Exercise instructions: Check each line of the entries for "Sequencer" and report the ones that have it.

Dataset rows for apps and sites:
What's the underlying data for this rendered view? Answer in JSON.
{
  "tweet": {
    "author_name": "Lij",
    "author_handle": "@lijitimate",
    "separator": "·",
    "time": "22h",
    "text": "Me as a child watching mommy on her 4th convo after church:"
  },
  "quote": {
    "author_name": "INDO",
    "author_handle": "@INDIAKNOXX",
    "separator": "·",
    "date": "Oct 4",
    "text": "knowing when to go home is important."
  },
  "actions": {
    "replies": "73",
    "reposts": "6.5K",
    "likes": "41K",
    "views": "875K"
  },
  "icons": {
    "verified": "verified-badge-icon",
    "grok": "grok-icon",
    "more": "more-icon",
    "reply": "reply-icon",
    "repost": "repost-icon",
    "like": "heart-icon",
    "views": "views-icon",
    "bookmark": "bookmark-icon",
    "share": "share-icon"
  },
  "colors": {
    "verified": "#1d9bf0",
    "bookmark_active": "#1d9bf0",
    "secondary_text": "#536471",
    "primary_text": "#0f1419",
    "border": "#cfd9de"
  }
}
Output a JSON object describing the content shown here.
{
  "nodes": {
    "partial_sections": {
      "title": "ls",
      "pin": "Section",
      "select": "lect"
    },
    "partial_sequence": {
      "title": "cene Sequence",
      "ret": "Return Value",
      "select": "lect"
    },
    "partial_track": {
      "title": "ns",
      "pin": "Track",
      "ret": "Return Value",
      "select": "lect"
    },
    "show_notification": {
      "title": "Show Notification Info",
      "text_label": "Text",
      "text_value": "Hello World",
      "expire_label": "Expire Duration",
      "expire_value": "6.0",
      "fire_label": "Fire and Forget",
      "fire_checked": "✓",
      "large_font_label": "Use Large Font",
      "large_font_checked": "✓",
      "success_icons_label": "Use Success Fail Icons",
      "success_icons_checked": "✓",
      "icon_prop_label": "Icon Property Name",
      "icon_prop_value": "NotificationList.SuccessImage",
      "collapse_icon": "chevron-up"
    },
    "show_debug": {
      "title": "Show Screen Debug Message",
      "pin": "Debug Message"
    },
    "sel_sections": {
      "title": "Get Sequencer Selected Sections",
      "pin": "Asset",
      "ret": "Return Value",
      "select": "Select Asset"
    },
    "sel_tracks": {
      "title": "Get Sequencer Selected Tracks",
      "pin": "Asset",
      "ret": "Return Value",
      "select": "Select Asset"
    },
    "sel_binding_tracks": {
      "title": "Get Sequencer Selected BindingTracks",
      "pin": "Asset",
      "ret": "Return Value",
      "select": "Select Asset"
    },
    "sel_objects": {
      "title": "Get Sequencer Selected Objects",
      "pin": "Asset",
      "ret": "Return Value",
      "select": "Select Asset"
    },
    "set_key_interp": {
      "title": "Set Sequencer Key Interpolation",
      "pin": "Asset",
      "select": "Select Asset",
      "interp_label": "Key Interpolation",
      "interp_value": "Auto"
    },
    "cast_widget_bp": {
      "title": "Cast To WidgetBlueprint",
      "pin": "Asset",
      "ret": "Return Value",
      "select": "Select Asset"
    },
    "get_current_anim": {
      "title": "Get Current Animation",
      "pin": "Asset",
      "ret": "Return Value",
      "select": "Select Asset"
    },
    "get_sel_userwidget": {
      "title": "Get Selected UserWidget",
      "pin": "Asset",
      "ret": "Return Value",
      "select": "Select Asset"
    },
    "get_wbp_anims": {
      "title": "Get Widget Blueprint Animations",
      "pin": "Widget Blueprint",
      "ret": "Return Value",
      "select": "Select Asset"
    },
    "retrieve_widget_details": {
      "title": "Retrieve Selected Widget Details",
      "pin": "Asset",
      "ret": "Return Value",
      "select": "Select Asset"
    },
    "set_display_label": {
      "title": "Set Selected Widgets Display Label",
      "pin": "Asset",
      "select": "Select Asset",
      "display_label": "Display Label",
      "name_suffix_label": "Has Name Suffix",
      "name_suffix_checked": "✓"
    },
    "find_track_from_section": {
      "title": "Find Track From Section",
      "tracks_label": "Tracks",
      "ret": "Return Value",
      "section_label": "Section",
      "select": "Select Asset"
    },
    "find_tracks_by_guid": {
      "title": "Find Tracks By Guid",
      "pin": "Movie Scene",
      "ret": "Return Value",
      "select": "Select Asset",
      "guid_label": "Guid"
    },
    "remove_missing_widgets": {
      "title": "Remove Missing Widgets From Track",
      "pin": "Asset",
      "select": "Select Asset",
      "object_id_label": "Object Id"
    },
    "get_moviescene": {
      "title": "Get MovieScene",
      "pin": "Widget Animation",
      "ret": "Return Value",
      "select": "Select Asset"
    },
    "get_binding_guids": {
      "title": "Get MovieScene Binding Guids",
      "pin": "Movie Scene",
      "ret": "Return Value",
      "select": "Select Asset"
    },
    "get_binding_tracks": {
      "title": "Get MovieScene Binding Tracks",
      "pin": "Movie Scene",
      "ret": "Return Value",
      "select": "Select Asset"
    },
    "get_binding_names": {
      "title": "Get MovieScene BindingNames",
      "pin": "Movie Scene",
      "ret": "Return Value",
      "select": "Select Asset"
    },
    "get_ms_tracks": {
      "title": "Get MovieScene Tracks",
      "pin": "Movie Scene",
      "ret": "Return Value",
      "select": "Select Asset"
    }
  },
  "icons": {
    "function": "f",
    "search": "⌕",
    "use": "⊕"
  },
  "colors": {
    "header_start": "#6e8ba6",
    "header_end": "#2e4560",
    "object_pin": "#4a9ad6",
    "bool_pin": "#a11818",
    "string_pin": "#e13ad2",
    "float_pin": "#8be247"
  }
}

Solution for this problem:
      "title": "Get Sequencer Selected Sections",
      "title": "Get Sequencer Selected Tracks",
      "title": "Get Sequencer Selected BindingTracks",
      "title": "Get Sequencer Selected Objects",
      "title": "Set Sequencer Key Interpolation",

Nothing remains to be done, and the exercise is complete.